### What is needed:
Would you please copy each line of the data in which the string "Hypertension" occurs?

### Extracted entries:

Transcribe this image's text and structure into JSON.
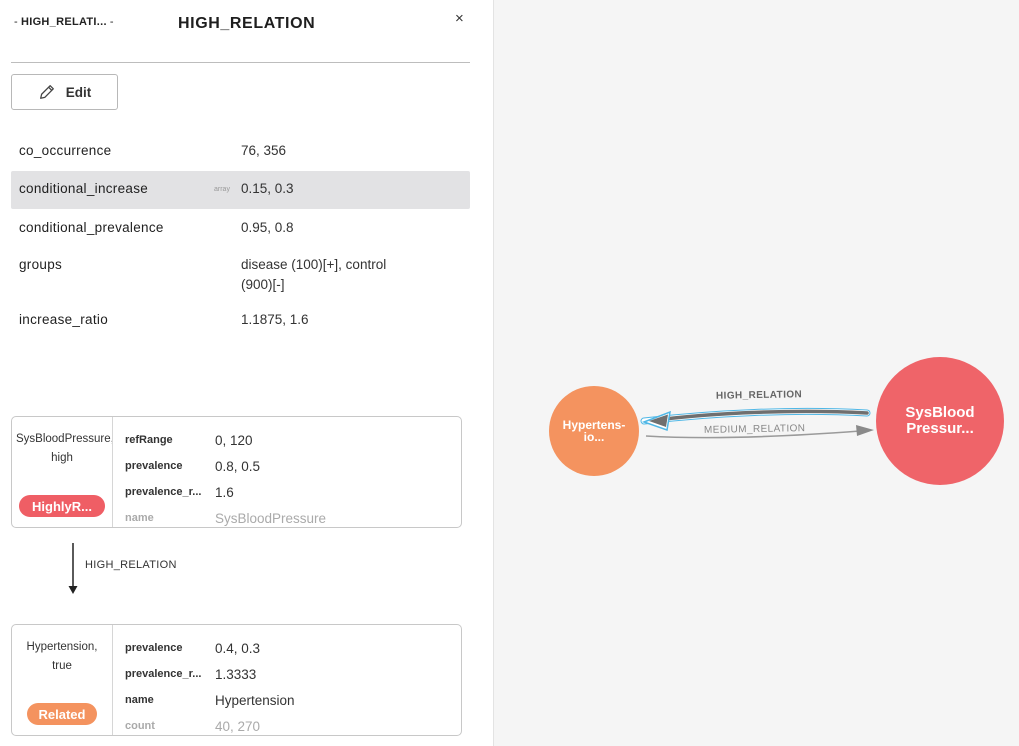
{
  "header": {
    "breadcrumb": "HIGH_RELATI...",
    "breadcrumb_dash": "-",
    "title": "HIGH_RELATION",
    "close_glyph": "×"
  },
  "toolbar": {
    "edit_label": "Edit",
    "edit_icon": "pencil-icon"
  },
  "properties": [
    {
      "key": "co_occurrence",
      "value": "76, 356"
    },
    {
      "key": "conditional_increase",
      "value": "0.15, 0.3",
      "type_tag": "array",
      "selected": true
    },
    {
      "key": "conditional_prevalence",
      "value": "0.95, 0.8"
    },
    {
      "key": "groups",
      "value": "disease (100)[+], control (900)[-]"
    },
    {
      "key": "increase_ratio",
      "value": "1.1875, 1.6"
    }
  ],
  "source_card": {
    "title": "SysBloodPressure,",
    "subtitle": "high",
    "badge": "HighlyR...",
    "badge_color": "#ef5e65",
    "rows": [
      {
        "key": "refRange",
        "value": "0, 120"
      },
      {
        "key": "prevalence",
        "value": "0.8, 0.5"
      },
      {
        "key": "prevalence_r...",
        "value": "1.6"
      },
      {
        "key": "name",
        "value": "SysBloodPressure"
      }
    ]
  },
  "relation": {
    "label": "HIGH_RELATION"
  },
  "target_card": {
    "title": "Hypertension,",
    "subtitle": "true",
    "badge": "Related",
    "badge_color": "#f4935f",
    "rows": [
      {
        "key": "prevalence",
        "value": "0.4, 0.3"
      },
      {
        "key": "prevalence_r...",
        "value": "1.3333"
      },
      {
        "key": "name",
        "value": "Hypertension"
      },
      {
        "key": "count",
        "value": "40, 270"
      }
    ]
  },
  "graph": {
    "node_a": {
      "label": "Hypertens-\nio...",
      "color": "#f4935f"
    },
    "node_b": {
      "label": "SysBlood\nPressur...",
      "color": "#ef6469"
    },
    "edge_high": {
      "label": "HIGH_RELATION",
      "color": "#777777",
      "highlight": "#4fb7e6"
    },
    "edge_medium": {
      "label": "MEDIUM_RELATION",
      "color": "#999999"
    }
  }
}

### Written answer:
    "title": "Hypertension,",
        "value": "Hypertension"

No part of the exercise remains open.